Fun with ISO 8601 Dates

ISO 8601 has the notion of a “week date” (also known as “week numbering date”). qooxdoo supports this notion in its DateFormat class, e.g. when you use the Y format specifier for the year.

Now, the term “format specifier” might be slightly misleading, as it implies you basically get the same date with its elements (day, month, year) shuffled around a bit. But it’s actually better to think of the week date as a separate calendar, alongside to our Gregorian calendar. Of course they both represent points in time, and they are close enough mostly, but can differ significantly in specific cases.

The best way to think about the difference between the two calendars is to realize that the week date calendar has no concept of months. Yes, read that again! It’s only about years, weeks and days of the week.
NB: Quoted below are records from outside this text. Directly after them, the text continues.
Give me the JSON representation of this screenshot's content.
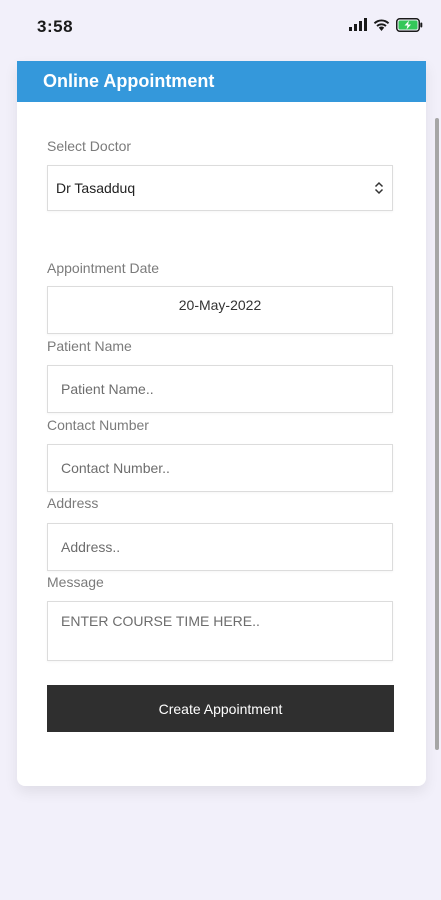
{
  "status": {
    "time": "3:58"
  },
  "header": {
    "title": "Online Appointment"
  },
  "form": {
    "doctor_label": "Select Doctor",
    "doctor_value": "Dr Tasadduq",
    "date_label": "Appointment Date",
    "date_value": "20-May-2022",
    "patient_label": "Patient Name",
    "patient_placeholder": "Patient Name..",
    "contact_label": "Contact Number",
    "contact_placeholder": "Contact Number..",
    "address_label": "Address",
    "address_placeholder": "Address..",
    "message_label": "Message",
    "message_placeholder": "ENTER COURSE TIME HERE..",
    "submit_label": "Create Appointment"
  },
  "colors": {
    "header": "#3498db",
    "button": "#2f2f2f",
    "background": "#f2f0fa",
    "battery": "#34c759"
  },
  "icons": [
    "signal-icon",
    "wifi-icon",
    "battery-charging-icon",
    "chevron-updown-icon"
  ]
}
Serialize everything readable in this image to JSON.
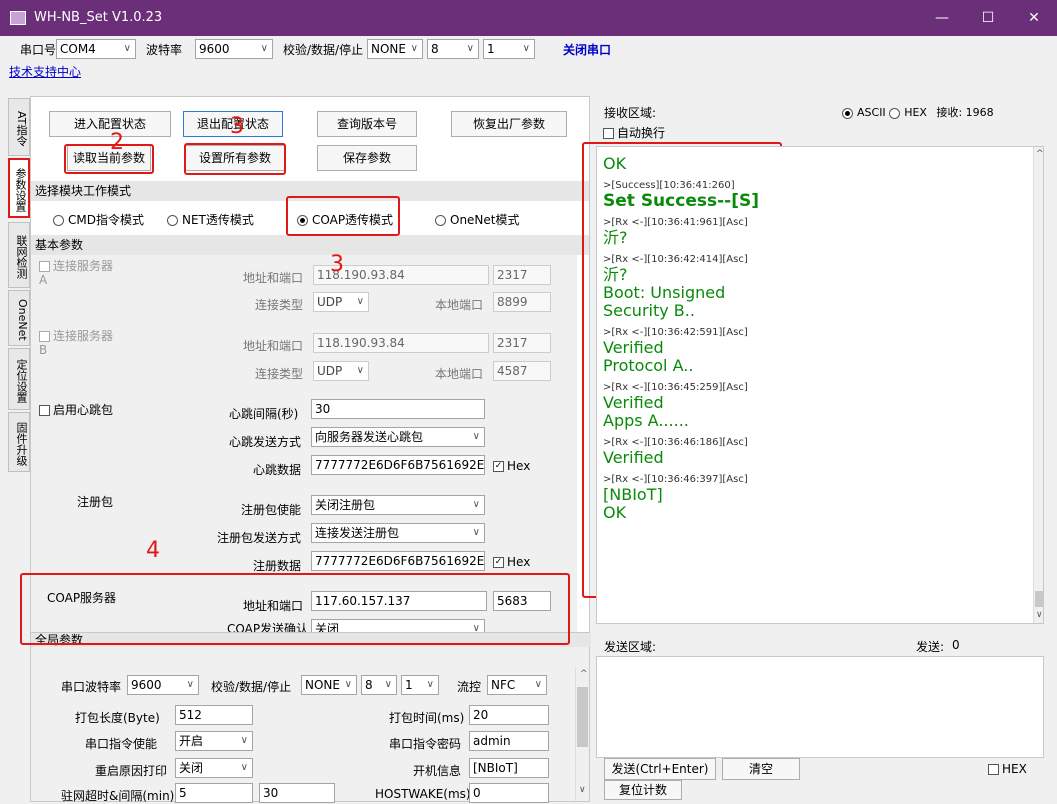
{
  "window": {
    "title": "WH-NB_Set V1.0.23",
    "min": "—",
    "max": "☐",
    "close": "✕"
  },
  "toolbar": {
    "port_label": "串口号",
    "port_value": "COM4",
    "baud_label": "波特率",
    "baud_value": "9600",
    "parity_label": "校验/数据/停止",
    "parity_value": "NONE",
    "data_value": "8",
    "stop_value": "1",
    "close_port": "关闭串口",
    "support_link": "技术支持中心"
  },
  "tabs": [
    "AT指令",
    "参数设置",
    "联网检测",
    "OneNet",
    "定位设置",
    "固件升级"
  ],
  "buttons": {
    "enter_config": "进入配置状态",
    "exit_config": "退出配置状态",
    "query_version": "查询版本号",
    "restore": "恢复出厂参数",
    "read_params": "读取当前参数",
    "set_all": "设置所有参数",
    "save_params": "保存参数"
  },
  "mode": {
    "header": "选择模块工作模式",
    "options": [
      "CMD指令模式",
      "NET透传模式",
      "COAP透传模式",
      "OneNet模式"
    ]
  },
  "basic": {
    "header": "基本参数",
    "serverA": {
      "label": "连接服务器A",
      "addr_label": "地址和端口",
      "addr": "118.190.93.84",
      "port": "2317",
      "type_label": "连接类型",
      "type": "UDP",
      "local_label": "本地端口",
      "local": "8899"
    },
    "serverB": {
      "label": "连接服务器B",
      "addr_label": "地址和端口",
      "addr": "118.190.93.84",
      "port": "2317",
      "type_label": "连接类型",
      "type": "UDP",
      "local_label": "本地端口",
      "local": "4587"
    },
    "heartbeat": {
      "label": "启用心跳包",
      "interval_label": "心跳间隔(秒)",
      "interval": "30",
      "mode_label": "心跳发送方式",
      "mode": "向服务器发送心跳包",
      "data_label": "心跳数据",
      "data": "7777772E6D6F6B7561692E636",
      "hex": "Hex"
    },
    "register": {
      "label": "注册包",
      "enable_label": "注册包使能",
      "enable": "关闭注册包",
      "mode_label": "注册包发送方式",
      "mode": "连接发送注册包",
      "data_label": "注册数据",
      "data": "7777772E6D6F6B7561692E636",
      "hex": "Hex"
    },
    "coap": {
      "label": "COAP服务器",
      "addr_label": "地址和端口",
      "addr": "117.60.157.137",
      "port": "5683",
      "confirm_label": "COAP发送确认",
      "confirm": "关闭"
    }
  },
  "global": {
    "header": "全局参数",
    "baud_label": "串口波特率",
    "baud": "9600",
    "parity_label": "校验/数据/停止",
    "parity": "NONE",
    "data": "8",
    "stop": "1",
    "flow_label": "流控",
    "flow": "NFC",
    "pack_len_label": "打包长度(Byte)",
    "pack_len": "512",
    "pack_time_label": "打包时间(ms)",
    "pack_time": "20",
    "cmd_enable_label": "串口指令使能",
    "cmd_enable": "开启",
    "cmd_pwd_label": "串口指令密码",
    "cmd_pwd": "admin",
    "reboot_label": "重启原因打印",
    "reboot": "关闭",
    "boot_label": "开机信息",
    "boot": "[NBIoT]",
    "timeout_label": "驻网超时&间隔(min)",
    "timeout1": "5",
    "timeout2": "30",
    "hostwake_label": "HOSTWAKE(ms)",
    "hostwake": "0"
  },
  "annotations": [
    "2",
    "3",
    "3",
    "4"
  ],
  "receive": {
    "label": "接收区域:",
    "autowrap": "自动换行",
    "ascii": "ASCII",
    "hex": "HEX",
    "count_label": "接收:",
    "count": "1968"
  },
  "log": [
    {
      "k": "g",
      "t": "OK"
    },
    {
      "k": "s",
      "t": ">[Success][10:36:41:260]"
    },
    {
      "k": "b",
      "t": "Set Success--[S]"
    },
    {
      "k": "s",
      "t": ">[Rx <-][10:36:41:961][Asc]"
    },
    {
      "k": "g",
      "t": "沂?"
    },
    {
      "k": "s",
      "t": ">[Rx <-][10:36:42:414][Asc]"
    },
    {
      "k": "g",
      "t": "沂?"
    },
    {
      "k": "g",
      "t": "Boot: Unsigned"
    },
    {
      "k": "g",
      "t": "Security B.."
    },
    {
      "k": "s",
      "t": ">[Rx <-][10:36:42:591][Asc]"
    },
    {
      "k": "g",
      "t": "Verified"
    },
    {
      "k": "g",
      "t": "Protocol A.."
    },
    {
      "k": "s",
      "t": ">[Rx <-][10:36:45:259][Asc]"
    },
    {
      "k": "g",
      "t": "Verified"
    },
    {
      "k": "g",
      "t": "Apps A......"
    },
    {
      "k": "s",
      "t": ">[Rx <-][10:36:46:186][Asc]"
    },
    {
      "k": "g",
      "t": "Verified"
    },
    {
      "k": "s",
      "t": ">[Rx <-][10:36:46:397][Asc]"
    },
    {
      "k": "g",
      "t": "[NBIoT]"
    },
    {
      "k": "g",
      "t": "OK"
    }
  ],
  "send": {
    "label": "发送区域:",
    "count_label": "发送:",
    "count": "0",
    "send_btn": "发送(Ctrl+Enter)",
    "clear_btn": "清空",
    "hex": "HEX",
    "reset_btn": "复位计数"
  }
}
This becomes apparent with the canonical representation of week dates, e.g.


is the third day (weeks start with Monday) of the 49th week of year 2011, which amounts to being Wednesday, December 07th, 2011.

This becomes particularly tricky on New Year’s change. As week date is week-oriented, it allocates the entire week to one year or the other. The pivotal day is Thursday.  If the Thursday of the week which contains January 01st belongs to the new year, the whole week is considered week 01 of the new year. If Thursday still belongs to the old year, the whole week with all its days belong to the old year.
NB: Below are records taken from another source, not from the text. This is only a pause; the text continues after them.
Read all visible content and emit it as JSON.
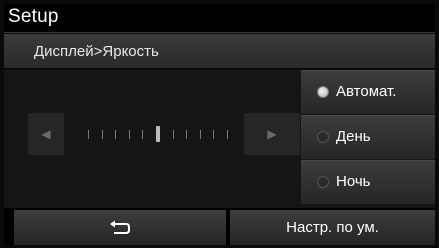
{
  "header": {
    "title": "Setup"
  },
  "breadcrumb": "Дисплей>Яркость",
  "slider": {
    "left_icon": "left-arrow-icon",
    "right_icon": "right-arrow-icon",
    "tick_count": 11,
    "active_index": 5
  },
  "options": [
    {
      "label": "Автомат.",
      "selected": true
    },
    {
      "label": "День",
      "selected": false
    },
    {
      "label": "Ночь",
      "selected": false
    }
  ],
  "bottom": {
    "back_icon": "back-arrow-icon",
    "default_label": "Настр. по ум."
  }
}
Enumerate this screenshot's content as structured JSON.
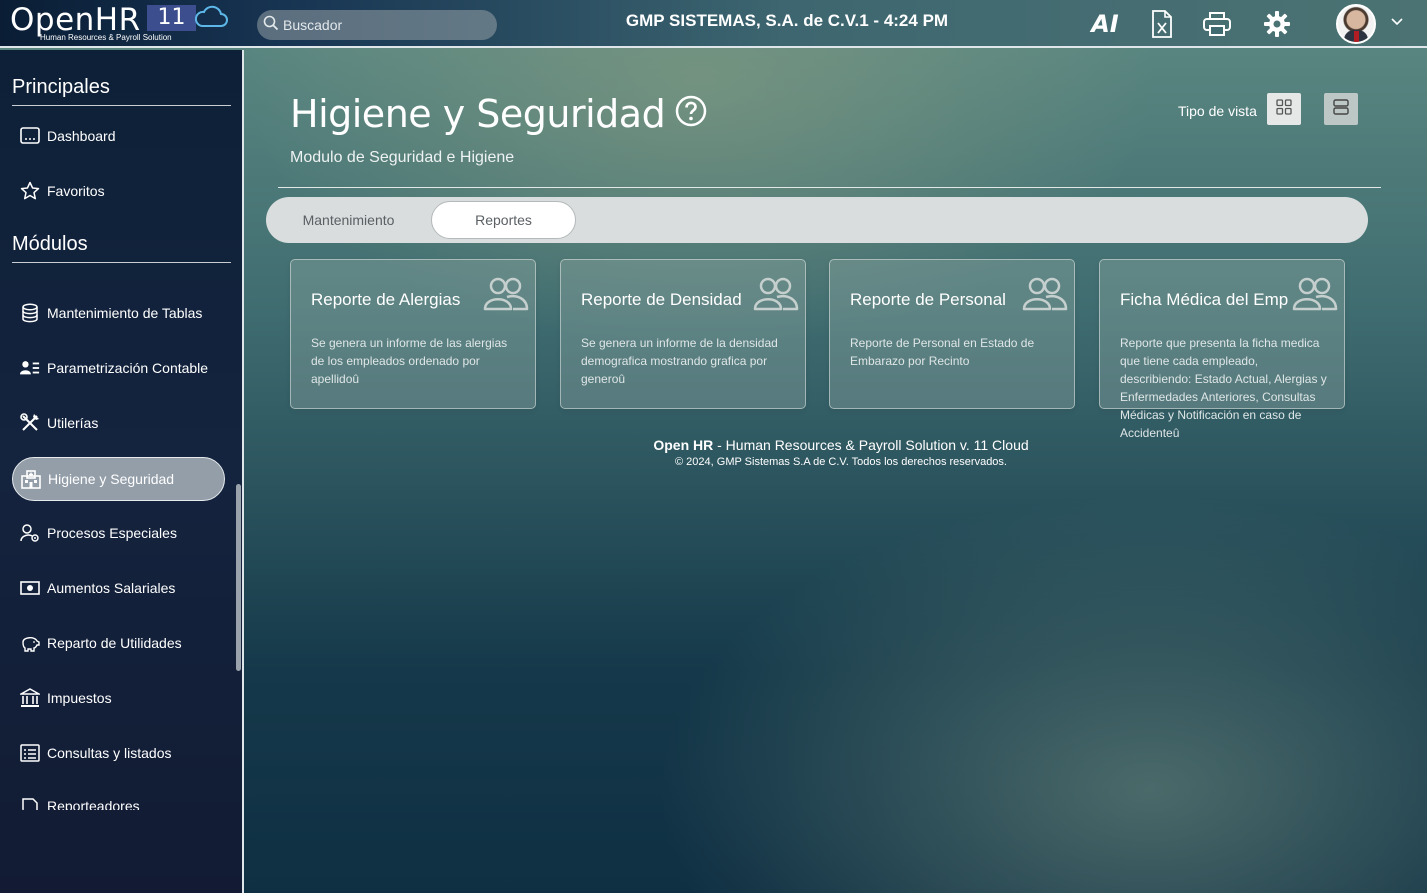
{
  "header": {
    "logo_name": "OpenHR",
    "logo_version": "11",
    "logo_tagline": "Human Resources & Payroll Solution",
    "search_placeholder": "Buscador",
    "company_time": "GMP SISTEMAS, S.A. de C.V.1 - 4:24 PM",
    "ai_label": "AI",
    "icons": [
      "ai-icon",
      "excel-icon",
      "printer-icon",
      "gear-icon",
      "avatar",
      "chevron-down-icon"
    ]
  },
  "sidebar": {
    "principales_title": "Principales",
    "principales": [
      {
        "label": "Dashboard",
        "icon": "dashboard-icon"
      },
      {
        "label": "Favoritos",
        "icon": "star-icon"
      }
    ],
    "modulos_title": "Módulos",
    "modulos": [
      {
        "label": "Mantenimiento de Tablas",
        "icon": "database-icon"
      },
      {
        "label": "Parametrización Contable",
        "icon": "user-list-icon"
      },
      {
        "label": "Utilerías",
        "icon": "tools-icon"
      },
      {
        "label": "Higiene y Seguridad",
        "icon": "hospital-icon",
        "active": true
      },
      {
        "label": "Procesos Especiales",
        "icon": "user-gear-icon"
      },
      {
        "label": "Aumentos Salariales",
        "icon": "money-icon"
      },
      {
        "label": "Reparto de Utilidades",
        "icon": "piggy-bank-icon"
      },
      {
        "label": "Impuestos",
        "icon": "bank-icon"
      },
      {
        "label": "Consultas y listados",
        "icon": "list-icon"
      },
      {
        "label": "Reporteadores",
        "icon": "file-icon"
      }
    ]
  },
  "main": {
    "title": "Higiene y Seguridad",
    "subtitle": "Modulo de Seguridad e Higiene",
    "view_label": "Tipo de vista",
    "tabs": [
      {
        "label": "Mantenimiento",
        "active": false
      },
      {
        "label": "Reportes",
        "active": true
      }
    ],
    "cards": [
      {
        "title": "Reporte de Alergias",
        "description": "Se genera un informe de las alergias de los empleados ordenado por apellidoû"
      },
      {
        "title": "Reporte de Densidad",
        "description": "Se genera un informe de la densidad demografica mostrando grafica por generoû"
      },
      {
        "title": "Reporte de Personal",
        "description": "Reporte de Personal en Estado de Embarazo por Recinto"
      },
      {
        "title": "Ficha Médica del Emp",
        "description": "Reporte que presenta la ficha medica que tiene cada empleado, describiendo: Estado Actual, Alergias y Enfermedades Anteriores, Consultas Médicas y Notificación en caso de Accidenteû"
      }
    ]
  },
  "footer": {
    "brand": "Open HR",
    "product": " - Human Resources & Payroll Solution v. 11 Cloud",
    "copyright": "© 2024, GMP Sistemas S.A de C.V. Todos los derechos reservados."
  }
}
As an example, 2011 started on a Saturday. That means the Thursday  of the week of the year change still belonged to the previous year. Hence the entire week is considered to belong to 2010, and e.g. Sunday, the 2nd of January in 2011, a day of this week, has to be represented in week date as


What?! A day undoubtly belonging to 2011 has a 2010 coordinate in week dates?! – Yes. Don’t blame me. Java’s SimpleDateFormat class has it all the same.
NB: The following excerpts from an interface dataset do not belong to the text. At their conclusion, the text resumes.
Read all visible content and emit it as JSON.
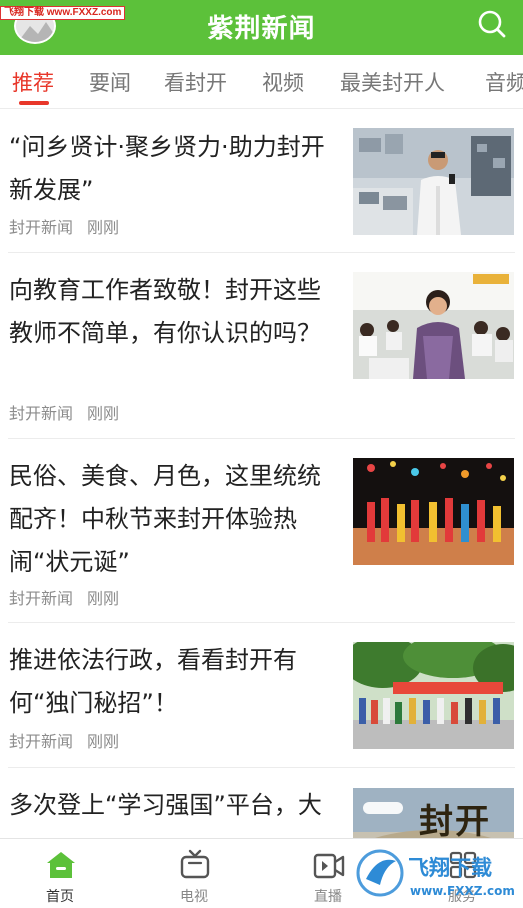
{
  "header": {
    "watermark": "飞翔下载 www.FXXZ.com",
    "title": "紫荆新闻"
  },
  "tabs": [
    {
      "label": "推荐",
      "active": true
    },
    {
      "label": "要闻"
    },
    {
      "label": "看封开"
    },
    {
      "label": "视频"
    },
    {
      "label": "最美封开人"
    },
    {
      "label": "音频"
    }
  ],
  "news": [
    {
      "title": "“问乡贤计·聚乡贤力·助力封开新发展”",
      "source": "封开新闻",
      "time": "刚刚"
    },
    {
      "title": "向教育工作者致敬！封开这些教师不简单，有你认识的吗？",
      "source": "封开新闻",
      "time": "刚刚"
    },
    {
      "title": "民俗、美食、月色，这里统统配齐！中秋节来封开体验热闹“状元诞”",
      "source": "封开新闻",
      "time": "刚刚"
    },
    {
      "title": "推进依法行政，看看封开有何“独门秘招”！",
      "source": "封开新闻",
      "time": "刚刚"
    },
    {
      "title": "多次登上“学习强国”平台，大",
      "source": "",
      "time": ""
    }
  ],
  "thumb_text": {
    "banner_5": "封开"
  },
  "bottom_nav": [
    {
      "label": "首页",
      "icon": "home-icon",
      "active": true
    },
    {
      "label": "电视",
      "icon": "tv-icon"
    },
    {
      "label": "直播",
      "icon": "live-icon"
    },
    {
      "label": "服务",
      "icon": "service-icon"
    }
  ],
  "brand_watermark": {
    "name": "飞翔下载",
    "url": "www.FXXZ.com"
  },
  "colors": {
    "header_green": "#5cc13a",
    "active_tab_red": "#e8372a",
    "nav_active_green": "#5cc13a"
  }
}
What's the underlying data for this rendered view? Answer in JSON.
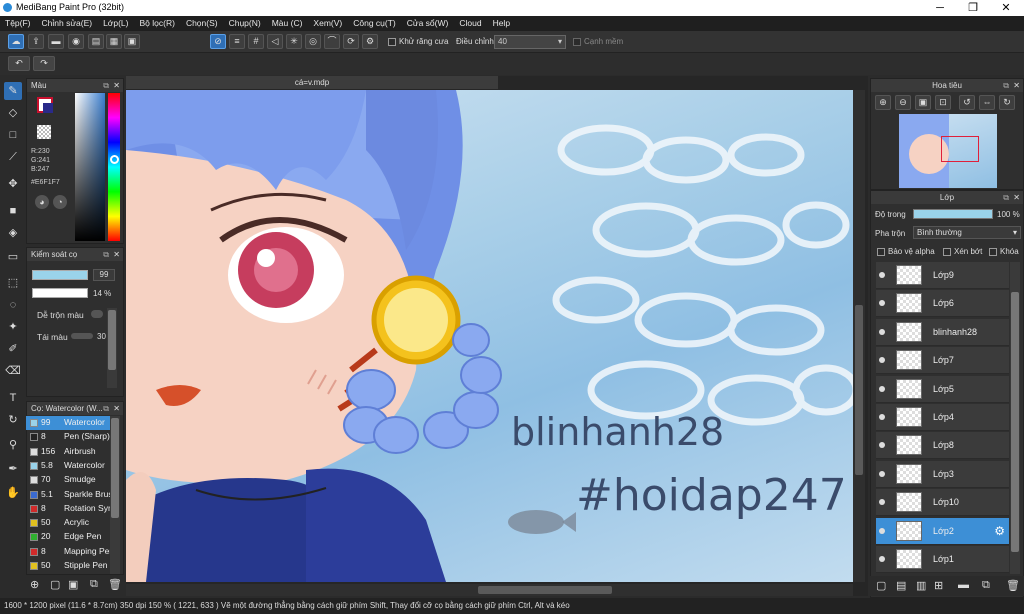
{
  "window": {
    "title": "MediBang Paint Pro (32bit)"
  },
  "menu": [
    "Tệp(F)",
    "Chỉnh sửa(E)",
    "Lớp(L)",
    "Bộ lọc(R)",
    "Chọn(S)",
    "Chụp(N)",
    "Màu (C)",
    "Xem(V)",
    "Công cụ(T)",
    "Cửa sổ(W)",
    "Cloud",
    "Help"
  ],
  "toolbar": {
    "antialias_label": "Khử răng cưa",
    "adjust_label": "Điều chỉnh",
    "adjust_value": "40",
    "smooth_label": "Cạnh mềm"
  },
  "canvas": {
    "filename": "cá=v.mdp",
    "text_line1": "blinhanh28",
    "text_line2": "#hoidap247"
  },
  "color_panel": {
    "title": "Màu",
    "r": "R:230",
    "g": "G:241",
    "b": "B:247",
    "hex": "#E6F1F7",
    "fg_color": "#c8102e",
    "bg_color": "#e6f1f7"
  },
  "brush_control": {
    "title": "Kiểm soát cọ",
    "size_value": "99",
    "opacity_value": "14 %",
    "blend_label": "Dễ trộn màu",
    "reuse_label": "Tái màu",
    "reuse_value": "30"
  },
  "brush_list": {
    "title": "Cọ: Watercolor (W...",
    "items": [
      {
        "size": "99",
        "name": "Watercolor",
        "color": "#9ad3ea",
        "selected": true
      },
      {
        "size": "8",
        "name": "Pen (Sharp)",
        "color": "#222222"
      },
      {
        "size": "156",
        "name": "Airbrush",
        "color": "#dddddd"
      },
      {
        "size": "5.8",
        "name": "Watercolor",
        "color": "#9ad3ea"
      },
      {
        "size": "70",
        "name": "Smudge",
        "color": "#dddddd"
      },
      {
        "size": "5.1",
        "name": "Sparkle Brush",
        "color": "#3a6ad0"
      },
      {
        "size": "8",
        "name": "Rotation Sym",
        "color": "#d02a2a"
      },
      {
        "size": "50",
        "name": "Acrylic",
        "color": "#e0c020"
      },
      {
        "size": "20",
        "name": "Edge Pen",
        "color": "#30b030"
      },
      {
        "size": "8",
        "name": "Mapping Pen",
        "color": "#d02a2a"
      },
      {
        "size": "50",
        "name": "Stipple Pen",
        "color": "#e0c020"
      }
    ]
  },
  "navigator": {
    "title": "Hoa tiêu"
  },
  "layers": {
    "title": "Lớp",
    "opacity_label": "Độ trong",
    "opacity_value": "100 %",
    "blend_label": "Pha trộn",
    "blend_value": "Bình thường",
    "protect_alpha": "Bảo vệ alpha",
    "clipping": "Xén bớt",
    "lock": "Khóa",
    "items": [
      {
        "name": "Lớp9"
      },
      {
        "name": "Lớp6"
      },
      {
        "name": "blinhanh28"
      },
      {
        "name": "Lớp7"
      },
      {
        "name": "Lớp5"
      },
      {
        "name": "Lớp4"
      },
      {
        "name": "Lớp8"
      },
      {
        "name": "Lớp3"
      },
      {
        "name": "Lớp10"
      },
      {
        "name": "Lớp2",
        "selected": true
      },
      {
        "name": "Lớp1"
      }
    ]
  },
  "status": {
    "text": "1600 * 1200 pixel  (11.6 * 8.7cm)  350 dpi  150 %  ( 1221, 633 )  Vẽ một đường thẳng bằng cách giữ phím Shift, Thay đổi cỡ cọ bằng cách giữ phím Ctrl, Alt và kéo"
  }
}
(To confuse you even further, 2009 was a very special year for the week date calendar, as it contained two January 01st – 2009-W01-4 and 2009-W53-5!! :-) ).

So, as a summary you wouldn’t want to use the Y format specifier with DateFormat unless you absolutely have to (e.g. when reading in strings in that format). In that case make sure you only use it in an ISO-conformant format string, like


(ISO is rather strict about this format, and there is very little variance allowed for week date representations). Specifically, do not combine Y with any of the month specifiers (M, L), as this can be totally confusing and doesn’t make much sense. Otherwise, you should stick to y for year formats, which does what most people expect.